→ Problem statement: Would you print every entry below exactly as written, omitting the images?
[Materials provided]
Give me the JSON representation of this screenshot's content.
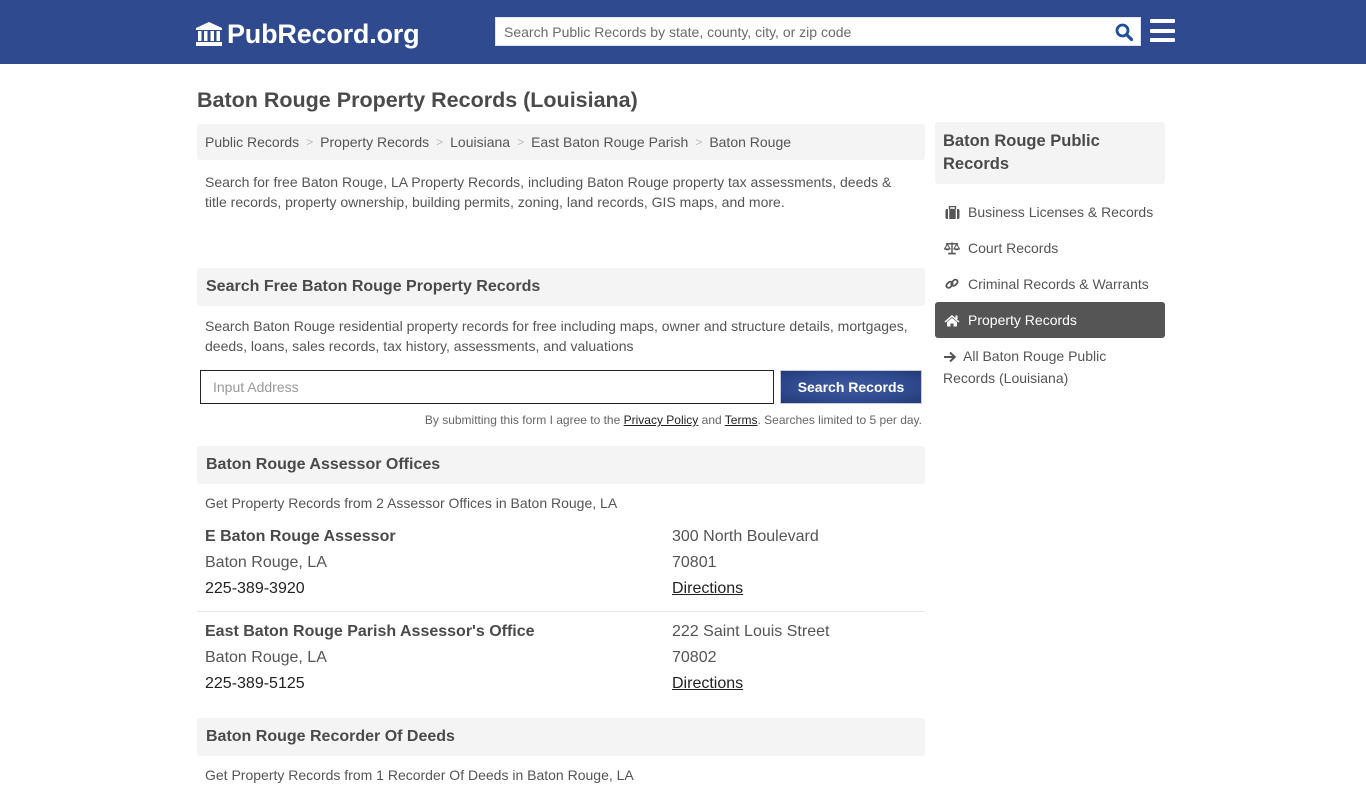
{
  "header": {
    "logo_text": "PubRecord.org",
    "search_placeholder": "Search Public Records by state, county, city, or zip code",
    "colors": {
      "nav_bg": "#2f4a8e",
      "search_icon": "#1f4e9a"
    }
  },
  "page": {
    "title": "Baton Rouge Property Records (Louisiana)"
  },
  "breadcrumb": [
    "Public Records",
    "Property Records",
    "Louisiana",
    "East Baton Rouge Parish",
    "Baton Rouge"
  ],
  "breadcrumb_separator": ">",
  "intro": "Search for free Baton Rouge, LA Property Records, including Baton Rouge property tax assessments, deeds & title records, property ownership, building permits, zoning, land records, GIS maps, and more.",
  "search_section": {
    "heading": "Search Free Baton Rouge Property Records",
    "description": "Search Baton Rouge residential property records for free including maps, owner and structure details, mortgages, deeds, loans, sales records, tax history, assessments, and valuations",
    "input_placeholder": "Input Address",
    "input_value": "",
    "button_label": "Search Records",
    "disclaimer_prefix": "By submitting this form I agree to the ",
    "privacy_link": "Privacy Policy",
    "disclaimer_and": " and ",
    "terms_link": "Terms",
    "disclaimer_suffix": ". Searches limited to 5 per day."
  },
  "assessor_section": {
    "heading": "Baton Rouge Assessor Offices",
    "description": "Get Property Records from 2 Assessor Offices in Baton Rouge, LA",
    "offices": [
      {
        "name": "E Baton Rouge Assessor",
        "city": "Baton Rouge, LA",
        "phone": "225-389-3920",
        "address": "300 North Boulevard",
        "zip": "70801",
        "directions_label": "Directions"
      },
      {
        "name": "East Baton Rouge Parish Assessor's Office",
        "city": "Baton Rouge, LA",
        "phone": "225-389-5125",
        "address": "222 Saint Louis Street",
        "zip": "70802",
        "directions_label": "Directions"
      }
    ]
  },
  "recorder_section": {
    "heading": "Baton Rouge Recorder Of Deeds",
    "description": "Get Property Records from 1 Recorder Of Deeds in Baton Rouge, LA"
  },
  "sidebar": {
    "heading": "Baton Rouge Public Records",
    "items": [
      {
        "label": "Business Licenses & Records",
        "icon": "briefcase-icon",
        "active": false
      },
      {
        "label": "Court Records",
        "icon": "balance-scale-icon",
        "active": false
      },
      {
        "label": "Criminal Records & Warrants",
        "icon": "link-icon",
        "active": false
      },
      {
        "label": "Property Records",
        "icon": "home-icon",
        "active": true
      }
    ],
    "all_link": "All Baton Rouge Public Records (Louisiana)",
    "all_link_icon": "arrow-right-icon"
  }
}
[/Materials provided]
→ Worked solution:
Give me the JSON representation of this screenshot's content.
{
  "header": {
    "logo_text": "PubRecord.org",
    "search_placeholder": "Search Public Records by state, county, city, or zip code",
    "colors": {
      "nav_bg": "#2f4a8e",
      "search_icon": "#1f4e9a"
    }
  },
  "page": {
    "title": "Baton Rouge Property Records (Louisiana)"
  },
  "breadcrumb": [
    "Public Records",
    "Property Records",
    "Louisiana",
    "East Baton Rouge Parish",
    "Baton Rouge"
  ],
  "breadcrumb_separator": ">",
  "intro": "Search for free Baton Rouge, LA Property Records, including Baton Rouge property tax assessments, deeds & title records, property ownership, building permits, zoning, land records, GIS maps, and more.",
  "search_section": {
    "heading": "Search Free Baton Rouge Property Records",
    "description": "Search Baton Rouge residential property records for free including maps, owner and structure details, mortgages, deeds, loans, sales records, tax history, assessments, and valuations",
    "input_placeholder": "Input Address",
    "input_value": "",
    "button_label": "Search Records",
    "disclaimer_prefix": "By submitting this form I agree to the ",
    "privacy_link": "Privacy Policy",
    "disclaimer_and": " and ",
    "terms_link": "Terms",
    "disclaimer_suffix": ". Searches limited to 5 per day."
  },
  "assessor_section": {
    "heading": "Baton Rouge Assessor Offices",
    "description": "Get Property Records from 2 Assessor Offices in Baton Rouge, LA",
    "offices": [
      {
        "name": "E Baton Rouge Assessor",
        "city": "Baton Rouge, LA",
        "phone": "225-389-3920",
        "address": "300 North Boulevard",
        "zip": "70801",
        "directions_label": "Directions"
      },
      {
        "name": "East Baton Rouge Parish Assessor's Office",
        "city": "Baton Rouge, LA",
        "phone": "225-389-5125",
        "address": "222 Saint Louis Street",
        "zip": "70802",
        "directions_label": "Directions"
      }
    ]
  },
  "recorder_section": {
    "heading": "Baton Rouge Recorder Of Deeds",
    "description": "Get Property Records from 1 Recorder Of Deeds in Baton Rouge, LA"
  },
  "sidebar": {
    "heading": "Baton Rouge Public Records",
    "items": [
      {
        "label": "Business Licenses & Records",
        "icon": "briefcase-icon",
        "active": false
      },
      {
        "label": "Court Records",
        "icon": "balance-scale-icon",
        "active": false
      },
      {
        "label": "Criminal Records & Warrants",
        "icon": "link-icon",
        "active": false
      },
      {
        "label": "Property Records",
        "icon": "home-icon",
        "active": true
      }
    ],
    "all_link": "All Baton Rouge Public Records (Louisiana)",
    "all_link_icon": "arrow-right-icon"
  }
}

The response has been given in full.